Task prompt>
Lines containing "будет" should be pulled from the material below.

Input records>
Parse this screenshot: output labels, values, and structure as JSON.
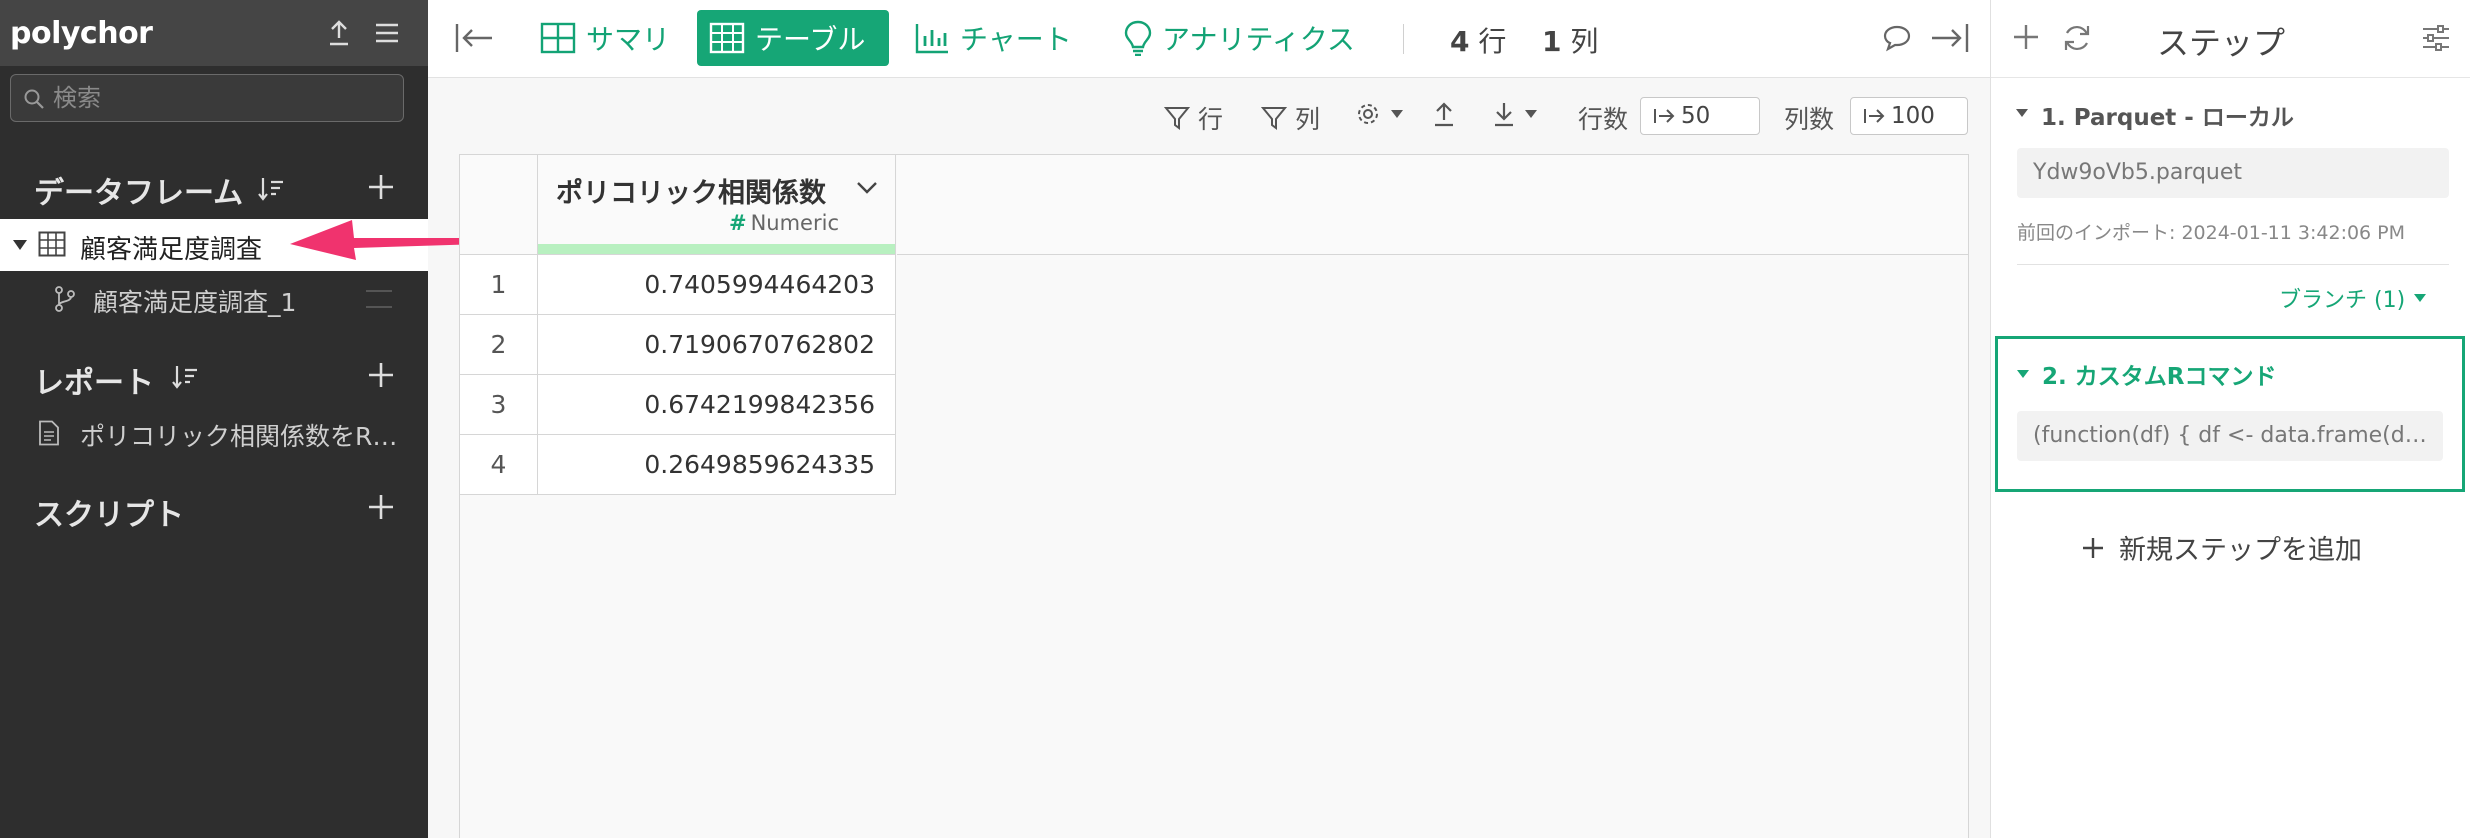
{
  "sidebar": {
    "brand": "polychor",
    "search_placeholder": "検索",
    "sections": {
      "dataframes": "データフレーム",
      "reports": "レポート",
      "scripts": "スクリプト"
    },
    "dataframe_item": "顧客満足度調査",
    "branch_item": "顧客満足度調査_1",
    "report_item": "ポリコリック相関係数をRで計算"
  },
  "toolbar": {
    "summary": "サマリ",
    "table": "テーブル",
    "chart": "チャート",
    "analytics": "アナリティクス",
    "rows_count": "4",
    "rows_unit": "行",
    "cols_count": "1",
    "cols_unit": "列"
  },
  "subtoolbar": {
    "row_filter": "行",
    "col_filter": "列",
    "rows_label": "行数",
    "rows_value": "50",
    "cols_label": "列数",
    "cols_value": "100"
  },
  "table": {
    "column": {
      "name": "ポリコリック相関係数",
      "type": "Numeric"
    },
    "rows": [
      {
        "index": "1",
        "value": "0.7405994464203"
      },
      {
        "index": "2",
        "value": "0.7190670762802"
      },
      {
        "index": "3",
        "value": "0.6742199842356"
      },
      {
        "index": "4",
        "value": "0.2649859624335"
      }
    ]
  },
  "steps_panel": {
    "title": "ステップ",
    "step1": {
      "title": "1. Parquet - ローカル",
      "file": "Ydw9oVb5.parquet",
      "prev_import": "前回のインポート: 2024-01-11 3:42:06 PM"
    },
    "branch_label": "ブランチ (1)",
    "step2": {
      "title": "2. カスタムRコマンド",
      "code": "(function(df) { df <- data.frame(df) %>% ..."
    },
    "add_step": "新規ステップを追加"
  },
  "colors": {
    "accent": "#16a676",
    "sidebar_bg": "#2e2e2e",
    "arrow": "#f0336e"
  }
}
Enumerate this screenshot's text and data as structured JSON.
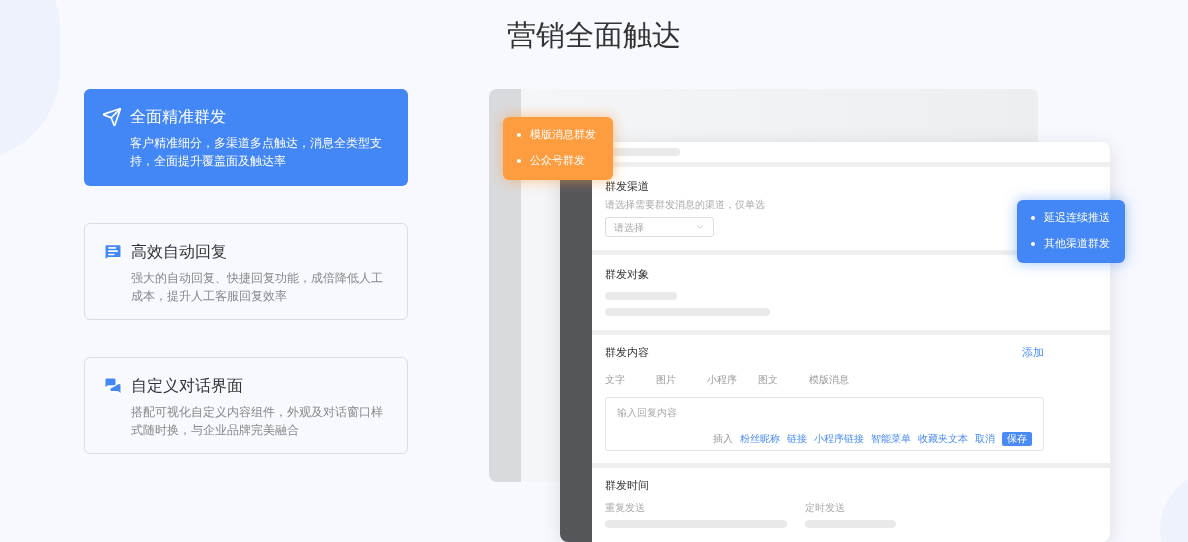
{
  "title": "营销全面触达",
  "features": [
    {
      "title": "全面精准群发",
      "description": "客户精准细分，多渠道多点触达，消息全类型支持，全面提升覆盖面及触达率",
      "selected": true
    },
    {
      "title": "高效自动回复",
      "description": "强大的自动回复、快捷回复功能，成倍降低人工成本，提升人工客服回复效率",
      "selected": false
    },
    {
      "title": "自定义对话界面",
      "description": "搭配可视化自定义内容组件，外观及对话窗口样式随时换，与企业品牌完美融合",
      "selected": false
    }
  ],
  "mockup": {
    "orange_popup": [
      "模版消息群发",
      "公众号群发"
    ],
    "blue_popup": [
      "延迟连续推送",
      "其他渠道群发"
    ],
    "sections": [
      {
        "kind": "select",
        "title": "群发渠道",
        "hint": "请选择需要群发消息的渠道，仅单选",
        "placeholder": "请选择"
      },
      {
        "kind": "skeleton",
        "title": "群发对象"
      },
      {
        "kind": "editor",
        "title": "群发内容",
        "action": "添加",
        "tabs": [
          "文字",
          "图片",
          "小程序",
          "图文",
          "模版消息"
        ],
        "placeholder": "输入回复内容",
        "insert_label": "插入",
        "insert_links": [
          "粉丝昵称",
          "链接",
          "小程序链接",
          "智能菜单",
          "收藏夹文本",
          "取消"
        ],
        "save": "保存"
      },
      {
        "kind": "schedule",
        "title": "群发时间",
        "fields": [
          "重复发送",
          "定时发送"
        ]
      }
    ]
  }
}
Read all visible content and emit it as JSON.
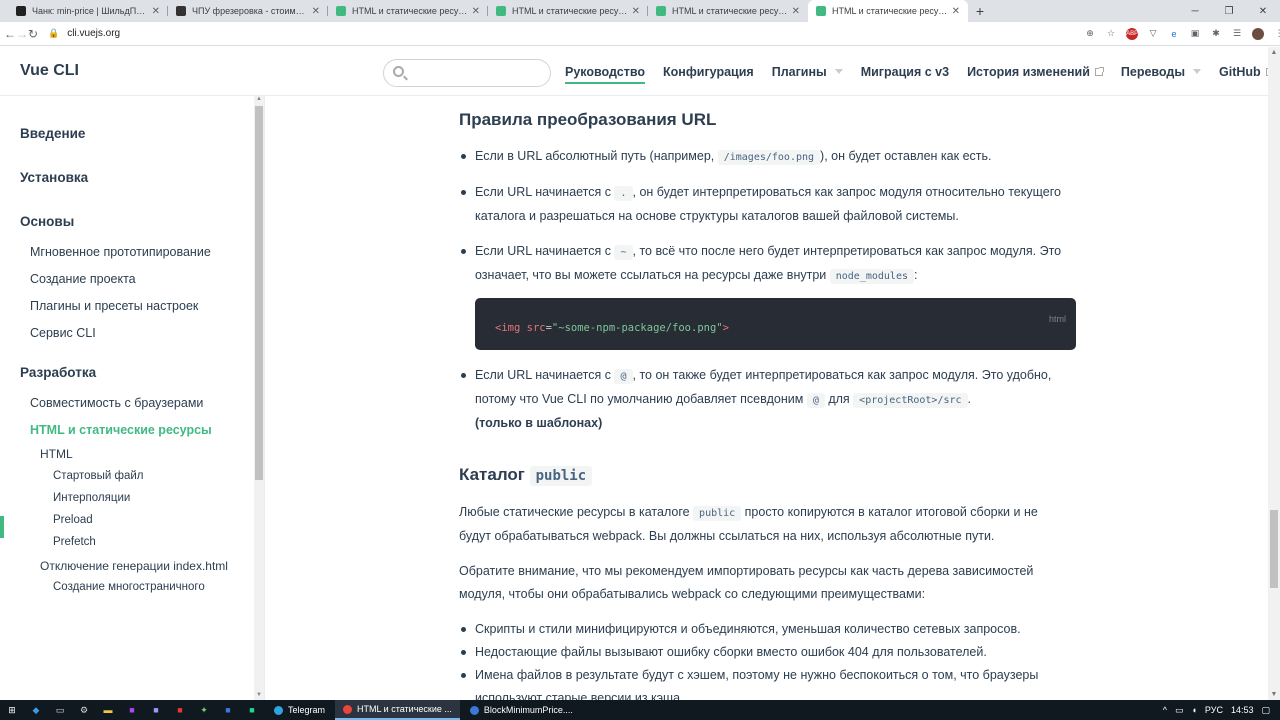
{
  "browser": {
    "tabs": [
      {
        "title": "Чанк: min-price | ШильдПанель",
        "fav": "#222222",
        "active": false
      },
      {
        "title": "ЧПУ фрезеровка - стоимость ф",
        "fav": "#333333",
        "active": false
      },
      {
        "title": "HTML и статические ресурсы |",
        "fav": "#42b983",
        "active": false
      },
      {
        "title": "HTML и статические ресурсы |",
        "fav": "#42b983",
        "active": false
      },
      {
        "title": "HTML и статические ресурсы |",
        "fav": "#42b983",
        "active": false
      },
      {
        "title": "HTML и статические ресурсы |",
        "fav": "#42b983",
        "active": true
      }
    ],
    "tab_close": "✕",
    "new_tab": "+",
    "url": "cli.vuejs.org"
  },
  "site": {
    "logo": "Vue CLI",
    "search_placeholder": "",
    "nav": [
      {
        "label": "Руководство",
        "active": true,
        "dropdown": false,
        "external": false
      },
      {
        "label": "Конфигурация",
        "active": false,
        "dropdown": false,
        "external": false
      },
      {
        "label": "Плагины",
        "active": false,
        "dropdown": true,
        "external": false
      },
      {
        "label": "Миграция с v3",
        "active": false,
        "dropdown": false,
        "external": false
      },
      {
        "label": "История изменений",
        "active": false,
        "dropdown": false,
        "external": true
      },
      {
        "label": "Переводы",
        "active": false,
        "dropdown": true,
        "external": false
      },
      {
        "label": "GitHub",
        "active": false,
        "dropdown": false,
        "external": true
      }
    ]
  },
  "sidebar": {
    "items": [
      {
        "label": "Введение",
        "level": "group"
      },
      {
        "label": "Установка",
        "level": "group"
      },
      {
        "label": "Основы",
        "level": "group"
      },
      {
        "label": "Мгновенное прототипирование",
        "level": "link"
      },
      {
        "label": "Создание проекта",
        "level": "link"
      },
      {
        "label": "Плагины и пресеты настроек",
        "level": "link"
      },
      {
        "label": "Сервис CLI",
        "level": "link"
      },
      {
        "label": "Разработка",
        "level": "group"
      },
      {
        "label": "Совместимость с браузерами",
        "level": "link"
      },
      {
        "label": "HTML и статические ресурсы",
        "level": "link",
        "active": true
      },
      {
        "label": "HTML",
        "level": "sub"
      },
      {
        "label": "Стартовый файл",
        "level": "subsub"
      },
      {
        "label": "Интерполяции",
        "level": "subsub"
      },
      {
        "label": "Preload",
        "level": "subsub"
      },
      {
        "label": "Prefetch",
        "level": "subsub"
      },
      {
        "label": "Отключение генерации index.html",
        "level": "sub"
      },
      {
        "label": "Создание многостраничного",
        "level": "subsub"
      }
    ]
  },
  "content": {
    "h_url_rules": "Правила преобразования URL",
    "b1": {
      "pre": "Если в URL абсолютный путь (например, ",
      "code": "/images/foo.png",
      "post": "), он будет оставлен как есть."
    },
    "b2": {
      "pre": "Если URL начинается с ",
      "code": ".",
      "post": ", он будет интерпретироваться как запрос модуля относительно текущего каталога и разрешаться на основе структуры каталогов вашей файловой системы."
    },
    "b3": {
      "pre": "Если URL начинается с ",
      "code": "~",
      "mid": ", то всё что после него будет интерпретироваться как запрос модуля. Это означает, что вы можете ссылаться на ресурсы даже внутри ",
      "code2": "node_modules",
      "post": ":"
    },
    "codeblock": {
      "lang": "html",
      "tag_open": "<img",
      "attr": "src",
      "eq": "=",
      "value": "\"~some-npm-package/foo.png\"",
      "tag_close": ">"
    },
    "b4": {
      "pre": "Если URL начинается с ",
      "code": "@",
      "mid": ", то он также будет интерпретироваться как запрос модуля. Это удобно, потому что Vue CLI по умолчанию добавляет псевдоним ",
      "code2": "@",
      "mid2": " для ",
      "code3": "<projectRoot>/src",
      "post": ".",
      "bold": "(только в шаблонах)"
    },
    "h_public": "Каталог",
    "h_public_code": "public",
    "p1": {
      "pre": "Любые статические ресурсы в каталоге ",
      "code": "public",
      "post": " просто копируются в каталог итоговой сборки и не будут обрабатываться webpack. Вы должны ссылаться на них, используя абсолютные пути."
    },
    "p2": "Обратите внимание, что мы рекомендуем импортировать ресурсы как часть дерева зависимостей модуля, чтобы они обрабатывались webpack со следующими преимуществами:",
    "list": [
      "Скрипты и стили минифицируются и объединяются, уменьшая количество сетевых запросов.",
      "Недостающие файлы вызывают ошибку сборки вместо ошибок 404 для пользователей.",
      "Имена файлов в результате будут с хэшем, поэтому не нужно беспокоиться о том, что браузеры используют старые версии из кэша."
    ]
  },
  "taskbar": {
    "apps": [
      {
        "label": "Telegram",
        "color": "#2ca5e0",
        "active": false
      },
      {
        "label": "HTML и статические ...",
        "color": "#e8453c",
        "active": true
      },
      {
        "label": "BlockMinimumPrice....",
        "color": "#3c78d8",
        "active": false
      }
    ],
    "lang": "РУС",
    "time": "14:53"
  },
  "colors": {
    "accent": "#42b983",
    "text": "#2c3e50"
  }
}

Answer to this task>
      "post": "), он будет оставлен как есть."
      "post": ", он будет интерпретироваться как запрос модуля относительно текущего каталога и разрешаться на основе структуры каталогов вашей файловой системы."
      "mid": ", то всё что после него будет интерпретироваться как запрос модуля. Это означает, что вы можете ссылаться на ресурсы даже внутри ",
      "mid": ", то он также будет интерпретироваться как запрос модуля. Это удобно, потому что Vue CLI по умолчанию добавляет псевдоним ",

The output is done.